The prolonged recession is causing problems for those who need to sell their house to pay for care, particularly if you need to do it quickly. Dan Parton reports.

In this article:

  1. This ol’ house
  2. Deferred payments
  3. Other options
  4. Be realistic

This ol’ house

For many older people, moving into a residential care or nursing home is a stressful experience with emotions running high as people leave their family home for the last time. And for many prospective residents this stress is compounded by the recession and slump in house prices, which is leaving people unsure how they will pay for their care.

With house sales remain at relatively low levels, older people who had banked on selling their houses to pay for care increasingly have to find alternative funds.

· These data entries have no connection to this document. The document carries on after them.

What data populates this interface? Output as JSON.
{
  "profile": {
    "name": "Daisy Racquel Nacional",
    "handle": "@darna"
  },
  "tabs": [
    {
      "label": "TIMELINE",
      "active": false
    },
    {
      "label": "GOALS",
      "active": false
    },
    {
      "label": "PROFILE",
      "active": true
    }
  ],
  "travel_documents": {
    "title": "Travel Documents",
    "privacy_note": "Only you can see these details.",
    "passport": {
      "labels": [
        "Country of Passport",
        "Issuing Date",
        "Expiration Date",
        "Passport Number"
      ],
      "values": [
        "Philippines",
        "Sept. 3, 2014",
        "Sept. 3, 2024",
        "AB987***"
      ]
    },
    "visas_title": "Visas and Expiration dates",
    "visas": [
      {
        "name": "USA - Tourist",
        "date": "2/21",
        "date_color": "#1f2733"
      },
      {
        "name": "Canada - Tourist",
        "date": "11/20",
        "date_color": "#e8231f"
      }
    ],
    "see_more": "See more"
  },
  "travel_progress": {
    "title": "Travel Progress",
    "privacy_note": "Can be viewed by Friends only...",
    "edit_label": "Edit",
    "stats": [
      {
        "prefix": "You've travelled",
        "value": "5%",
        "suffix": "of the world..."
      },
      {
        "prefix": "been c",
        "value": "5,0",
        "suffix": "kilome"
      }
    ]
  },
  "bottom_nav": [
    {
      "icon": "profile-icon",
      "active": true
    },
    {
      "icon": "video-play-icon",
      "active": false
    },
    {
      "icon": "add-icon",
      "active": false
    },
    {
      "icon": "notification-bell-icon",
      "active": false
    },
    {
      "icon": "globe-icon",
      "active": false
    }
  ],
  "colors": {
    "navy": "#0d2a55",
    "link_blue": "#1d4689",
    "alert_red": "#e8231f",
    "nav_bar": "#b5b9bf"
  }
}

However, residents should not worry about being evicted from their care home as there are ways that fees can be met until the house is sold.

For example, residents can initially enact the 12-week property disregard. Here, people with savings of less than £23,250 – excluding property – only have to pay a contribution, dependent on their savings, to their care fees for the first 12 weeks after moving into the care home. The local authority makes up the shortfall – but only to a point.

Local authorities only assist up to the standard rate they pay for state-funded residents – often much less than self-funders pay. So if the person is in a care home that is considerably more expensive than the local authority is prepared to fund, they have to top up the difference.

Meanwhile, people with savings of more than £23,250 are not eligible for the disregard and have to pay their care costs themselves.

Deferred payments

After the 12 weeks have ended, if the property has still not been sold care home residents revert to being self-funders and pay the total cost of their care themselves.

But again there are ways to mitigate the burden. Many local authorities operate a deferred loan scheme, whereby it continues to pay care fees in the same mode as the 12-week disregard. But unlike that the money does have to be repaid once the property is sold.

However, there is no guarantee that a local authority will agree to a deferred loan agreement.

With many dealing with budget reductions, some are becoming increasingly reluctant to provide a loan, especially when there is no guarantee of when they will get their money back.

Other options

Nevertheless, there are other options. For instance, if the house is empty, it can be rented out and the proceeds used to pay care fees.

But if renting is not an option, and the house is left unoccupied while the family endeavours to sell it, they will not have to pay council tax on it. Properties left empty by someone moving into a residential care home are exempt, according to the Department from Communities and Local Government. To apply for this exemption, contact your local authority.

Additionally, care homes may be willing to help residents, says Janet Davies, managing director of Symponia, a financial advisory firm focused on the care sector. “Care homes are commercial entities, but by their very nature they are also caring and… some are rolling up debts, knowing that people will pay once the property is sold,” she says.

There are also specialist companies that provide funds, such as bridging loans and equity release, for people that are trying to sell their home. Some can also handle the sale process on behalf of clients, Janet adds.

Finally, an immediate care plan, a type of annuity that can be purchased when a person needs care and provides a guaranteed income in exchange for a lump-sum investment, could also be used to help pay for care. But to be successful this requires a large amount of savings in the first place.

Be realistic

But people in residential care also have to be realistic when selling their house, Janet says. “The market isn’t completely stagnant; people may have to accept a more realistic price for the property because there have been reductions in prices. Properties are still selling, but not as quickly as they did.

“Houses in this country have always been worth what people will pay for them. In a buoyant market, prices reflect that – they are higher because people want to buy property and can buy it quickly. When the market stagnates then people will still buy, but it is a buyers market and prices are reflected accordingly.”

But whatever happens to the housing market in the coming months, Janet says that older people and their families should not worry unduly about selling a house. “I don’t think anybody would be evicted because they couldn’t pay their fees just because their house isn’t selling.”

Moreover, it emphasises the need to take specialist financial advice from advisers who know the marketplace before moving into residential care to assess all the options available to them, Janet adds.

“Before you think all is lost, you don’t know what to do and mum can’t go into a care home, speak to a financial adviser who will be able to give you all the options.”